Trick to Remember: Visualize the Home Rule Movement as a mass movement with diverse participation.
X. August Declaration, 1917:
The August Declaration of 1917, also known as the Montagu Declaration, was a significant announcement by the British government regarding political reforms in India. Let's understand its key aspects:
1. The declaration, made by the Secretary of State for India, Edwin Montagu, promised increased participation of Indians in the governance of their country.
Trick to Remember: Envision the August Declaration as a promise of increased Indian participation in governance.
2. The declaration aimed to introduce responsible government in India, granting Indians more control over their own affairs.
Trick to Remember: Remember the August Declaration's goal of responsible government and increased Indian control.
3. The declaration raised hopes among the Indian population and intensified the demand for complete independence from British rule.
Trick to Remember: Visualize the August Declaration as a spark that ignited the desire for complete independence.
With these concise yet informative points and easy tricks to remember, you can now confidently navigate the Indian National Movement (1905-1918) and its significant events.
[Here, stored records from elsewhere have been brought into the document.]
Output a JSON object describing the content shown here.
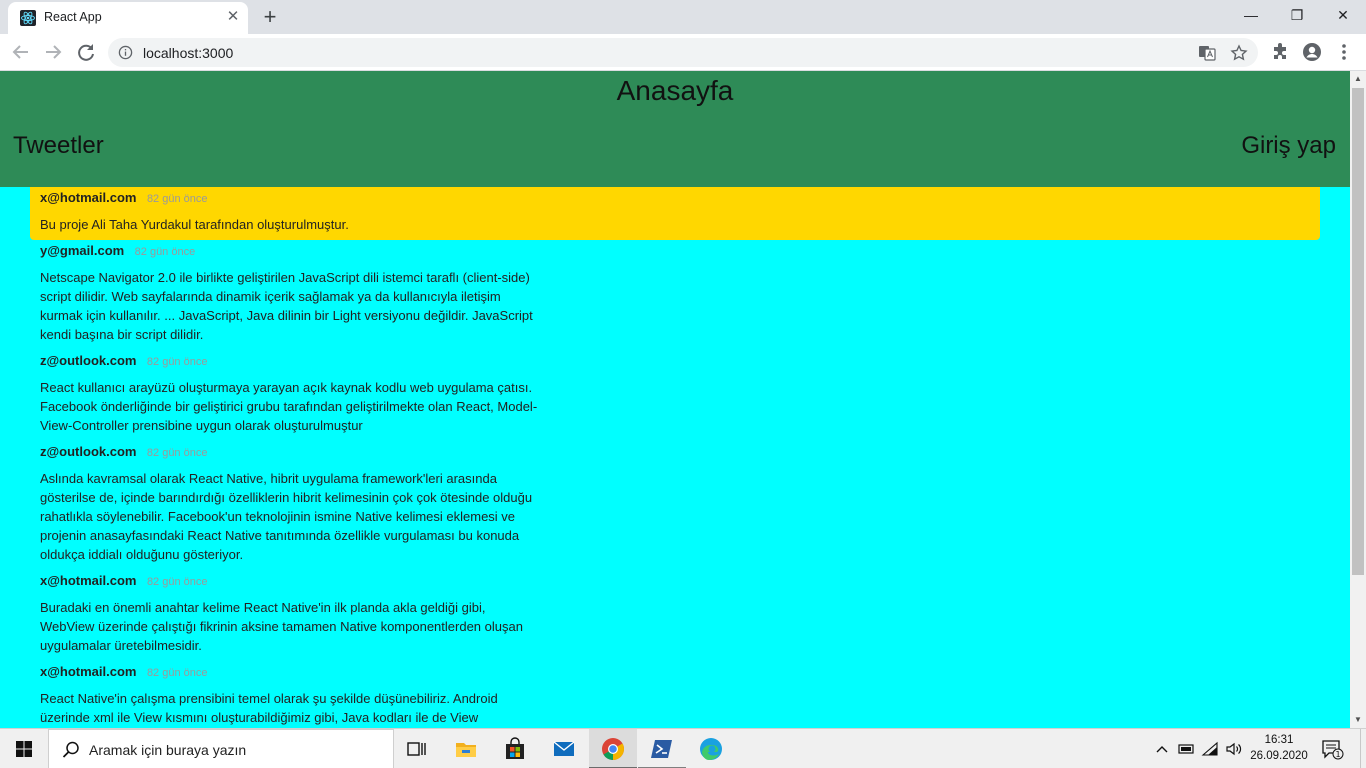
{
  "browser": {
    "tab_title": "React App",
    "tab_close": "✕",
    "new_tab": "+",
    "url": "localhost:3000",
    "window_controls": {
      "minimize": "—",
      "restore": "❐",
      "close": "✕"
    }
  },
  "app": {
    "title": "Anasayfa",
    "nav_left": "Tweetler",
    "nav_right": "Giriş yap",
    "colors": {
      "header_bg": "#2e8b57",
      "page_bg": "#00ffff",
      "highlight_bg": "#ffd700"
    }
  },
  "tweets": [
    {
      "email": "x@hotmail.com",
      "time": "82 gün önce",
      "text": "Bu proje Ali Taha Yurdakul tarafından oluşturulmuştur."
    },
    {
      "email": "y@gmail.com",
      "time": "82 gün önce",
      "text": "Netscape Navigator 2.0 ile birlikte geliştirilen JavaScript dili istemci taraflı (client-side) script dilidir. Web sayfalarında dinamik içerik sağlamak ya da kullanıcıyla iletişim kurmak için kullanılır. ... JavaScript, Java dilinin bir Light versiyonu değildir. JavaScript kendi başına bir script dilidir."
    },
    {
      "email": "z@outlook.com",
      "time": "82 gün önce",
      "text": "React kullanıcı arayüzü oluşturmaya yarayan açık kaynak kodlu web uygulama çatısı. Facebook önderliğinde bir geliştirici grubu tarafından geliştirilmekte olan React, Model-View-Controller prensibine uygun olarak oluşturulmuştur"
    },
    {
      "email": "z@outlook.com",
      "time": "82 gün önce",
      "text": "Aslında kavramsal olarak React Native, hibrit uygulama framework'leri arasında gösterilse de, içinde barındırdığı özelliklerin hibrit kelimesinin çok çok ötesinde olduğu rahatlıkla söylenebilir. Facebook'un teknolojinin ismine Native kelimesi eklemesi ve projenin anasayfasındaki React Native tanıtımında özellikle vurgulaması bu konuda oldukça iddialı olduğunu gösteriyor."
    },
    {
      "email": "x@hotmail.com",
      "time": "82 gün önce",
      "text": "Buradaki en önemli anahtar kelime React Native'in ilk planda akla geldiği gibi, WebView üzerinde çalıştığı fikrinin aksine tamamen Native komponentlerden oluşan uygulamalar üretebilmesidir."
    },
    {
      "email": "x@hotmail.com",
      "time": "82 gün önce",
      "text": "React Native'in çalışma prensibini temel olarak şu şekilde düşünebiliriz. Android üzerinde xml ile View kısmını oluşturabildiğimiz gibi, Java kodları ile de View oluşturabiliriz. Main Component olarak tanımladığımız JavaScript kodları, bridge üzerinden Native tarafa aktarılır."
    }
  ],
  "taskbar": {
    "search_placeholder": "Aramak için buraya yazın",
    "time": "16:31",
    "date": "26.09.2020",
    "notification_count": "1"
  }
}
Best of luck in your preparations for the UPSC Exam, and may your knowledge of India's freedom struggle shine bright!